COLORADO: Communities across Colorado are taking different tactics to the sale of recreational marijuana, which will officially begin in January. In Colorado’s high country, most resort towns support pot legalization and they don’t see it hurting the state’s multibillion dollar tourism business.
Last November, Colorado voters passed Amendment 64 by a healthy margin. In resort towns such as Telluride, nearly 80 percent of voters said yes to legalization.
“Telluride is a pretty young community,” said mayor Stu Fraser. “The demographics changed recently. We went from an average age of 30 to 34.”
Telluride is known for its numerous mountain festivals and laid back vibe.
When it comes to recreational marijuana, Fraser says Telluride is going farther than most. Plans are already in the works for three retail stores in the main business district. Telluride will allow grow operations and there’s nothing preventing a shop from eventually opening up right on Main Street.
“We’re not trying to create a tourism flow into the community to build our sales tax revenue off of recreational marijuana,” said Fraser. “That’s not the goal here at all. What we attempt to do is make it right for the folks that live here. Then that ends up really making it right for the people who visit here.”
Other mountain towns including Aspen, Breckenridge, Crested Butte and Steamboat Springs are also allowing retail stores, but there are other restrictions. Most have ordinances banning stores in certain parts of town and won’t allow for grow operations.
It’s an altogether different story in Vail, which has a moratorium on retail marijuana stores.

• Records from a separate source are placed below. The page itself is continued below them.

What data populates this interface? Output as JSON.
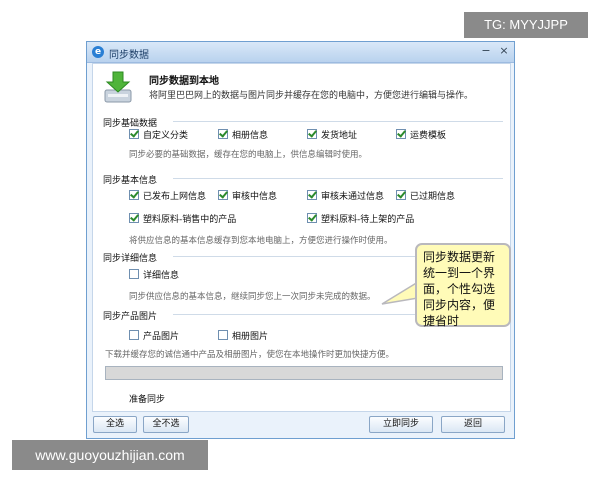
{
  "watermarks": {
    "top": "TG: MYYJJPP",
    "bottom": "www.guoyouzhijian.com"
  },
  "window": {
    "title": "同步数据",
    "close": "×",
    "restore": "−"
  },
  "header": {
    "title": "同步数据到本地",
    "description": "将阿里巴巴网上的数据与图片同步并缓存在您的电脑中，方便您进行编辑与操作。"
  },
  "sections": {
    "basic_data": {
      "title": "同步基础数据",
      "items": [
        {
          "label": "自定义分类",
          "checked": true
        },
        {
          "label": "相册信息",
          "checked": true
        },
        {
          "label": "发货地址",
          "checked": true
        },
        {
          "label": "运费模板",
          "checked": true
        }
      ],
      "description": "同步必要的基础数据，缓存在您的电脑上，供信息编辑时使用。"
    },
    "basic_info": {
      "title": "同步基本信息",
      "items": [
        {
          "label": "已发布上网信息",
          "checked": true
        },
        {
          "label": "审核中信息",
          "checked": true
        },
        {
          "label": "审核未通过信息",
          "checked": true
        },
        {
          "label": "已过期信息",
          "checked": true
        },
        {
          "label": "塑料原料-销售中的产品",
          "checked": true
        },
        {
          "label": "塑料原料-待上架的产品",
          "checked": true
        }
      ],
      "description": "将供应信息的基本信息缓存到您本地电脑上，方便您进行操作时使用。"
    },
    "detail_info": {
      "title": "同步详细信息",
      "items": [
        {
          "label": "详细信息",
          "checked": false
        }
      ],
      "description": "同步供应信息的基本信息，继续同步您上一次同步未完成的数据。"
    },
    "product_images": {
      "title": "同步产品图片",
      "items": [
        {
          "label": "产品图片",
          "checked": false
        },
        {
          "label": "相册图片",
          "checked": false
        }
      ],
      "description": "下载并缓存您的诚信通中产品及相册图片，使您在本地操作时更加快捷方便。"
    }
  },
  "progress": {
    "value": 1.0,
    "fill_color": "#d8d8d8"
  },
  "status": "准备同步",
  "buttons": {
    "select_all": "全选",
    "deselect_all": "全不选",
    "sync_now": "立即同步",
    "back": "返回"
  },
  "tooltip": "同步数据更新统一到一个界面，个性勾选同步内容，便捷省时"
}
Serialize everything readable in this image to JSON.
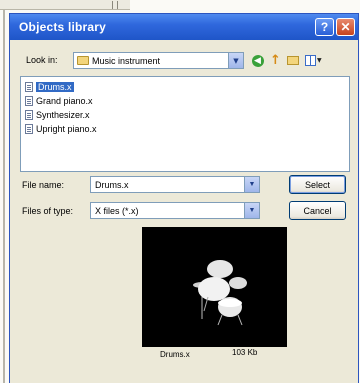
{
  "window": {
    "title": "Objects library",
    "help_glyph": "?",
    "close_glyph": "✕"
  },
  "look_in": {
    "label": "Look in:",
    "value": "Music instrument",
    "icon": "folder-icon"
  },
  "toolbar": {
    "back_icon": "back-arrow-icon",
    "up_icon": "up-folder-icon",
    "new_folder_icon": "new-folder-icon",
    "views_icon": "views-menu-icon"
  },
  "files": [
    {
      "name": "Drums.x",
      "selected": true
    },
    {
      "name": "Grand piano.x",
      "selected": false
    },
    {
      "name": "Synthesizer.x",
      "selected": false
    },
    {
      "name": "Upright piano.x",
      "selected": false
    }
  ],
  "file_name": {
    "label": "File name:",
    "value": "Drums.x"
  },
  "file_type": {
    "label": "Files of type:",
    "value": "X files (*.x)"
  },
  "buttons": {
    "select": "Select",
    "cancel": "Cancel"
  },
  "preview": {
    "name": "Drums.x",
    "size": "103 Kb"
  },
  "colors": {
    "titlebar": "#2f68dd",
    "dialog_bg": "#ece9d8",
    "selection": "#316ac5",
    "preview_bg": "#000000"
  }
}
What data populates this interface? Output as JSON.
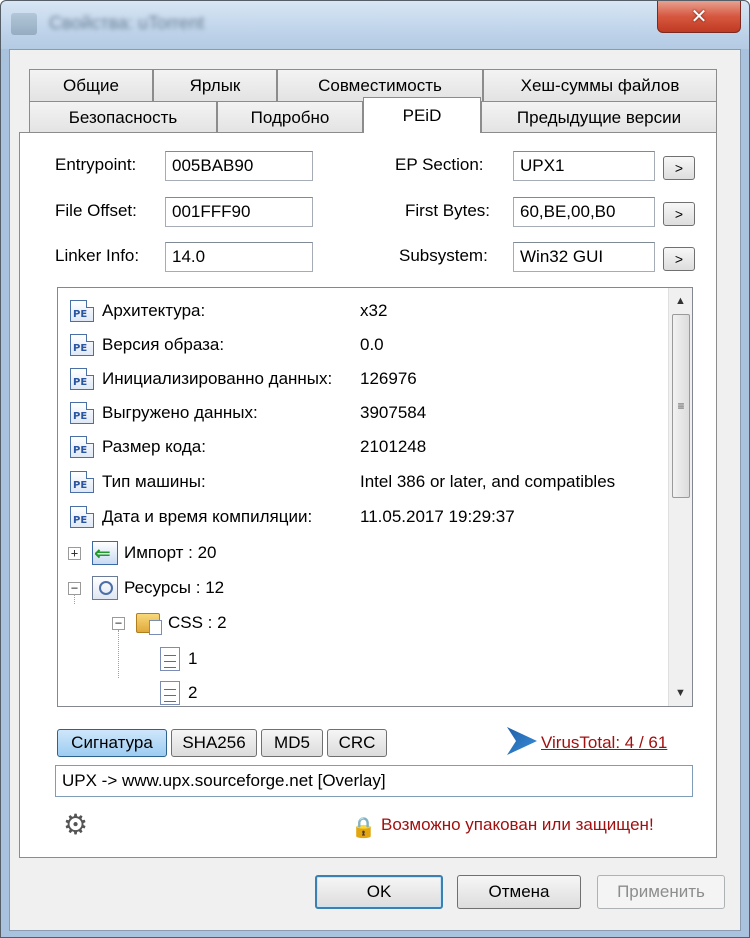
{
  "window": {
    "title": "Свойства: uTorrent",
    "close_label": "✕"
  },
  "tabs": {
    "row1": [
      "Общие",
      "Ярлык",
      "Совместимость",
      "Хеш-суммы файлов"
    ],
    "row2": [
      "Безопасность",
      "Подробно",
      "PEiD",
      "Предыдущие версии"
    ],
    "active": "PEiD"
  },
  "info": {
    "entrypoint_label": "Entrypoint:",
    "entrypoint_value": "005BAB90",
    "file_offset_label": "File Offset:",
    "file_offset_value": "001FFF90",
    "linker_label": "Linker Info:",
    "linker_value": "14.0",
    "ep_section_label": "EP Section:",
    "ep_section_value": "UPX1",
    "first_bytes_label": "First Bytes:",
    "first_bytes_value": "60,BE,00,B0",
    "subsystem_label": "Subsystem:",
    "subsystem_value": "Win32 GUI",
    "more_button": ">"
  },
  "tree": {
    "pe_icon_text": "PE",
    "props": [
      {
        "name": "Архитектура:",
        "value": "x32"
      },
      {
        "name": "Версия образа:",
        "value": "0.0"
      },
      {
        "name": "Инициализированно данных:",
        "value": "126976"
      },
      {
        "name": "Выгружено данных:",
        "value": "3907584"
      },
      {
        "name": "Размер кода:",
        "value": "2101248"
      },
      {
        "name": "Тип машины:",
        "value": "Intel 386 or later, and compatibles"
      },
      {
        "name": "Дата и время компиляции:",
        "value": "11.05.2017 19:29:37"
      }
    ],
    "import_label": "Импорт : 20",
    "import_expander": "+",
    "resources_label": "Ресурсы : 12",
    "resources_expander": "−",
    "css_label": "CSS : 2",
    "css_expander": "−",
    "css_items": [
      "1",
      "2"
    ]
  },
  "scrollbar": {
    "up": "▲",
    "down": "▼",
    "grip": "≡"
  },
  "hash_buttons": [
    "Сигнатура",
    "SHA256",
    "MD5",
    "CRC"
  ],
  "virustotal": {
    "label": "VirusTotal: 4 / 61"
  },
  "signature": {
    "value": "UPX -> www.upx.sourceforge.net [Overlay]"
  },
  "status": {
    "warning": "Возможно упакован или защищен!"
  },
  "dialog_buttons": {
    "ok": "OK",
    "cancel": "Отмена",
    "apply": "Применить"
  },
  "colors": {
    "warning_red": "#a01010",
    "active_button": "#9ccdf1"
  }
}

The town has also banned medical marijuana dispensaries.
“The issue that I’ve heard over and over again, is just people questioning bringing their families to an area or resort where marijuana is easily available,” said Andy Daly, the mayor of Vail.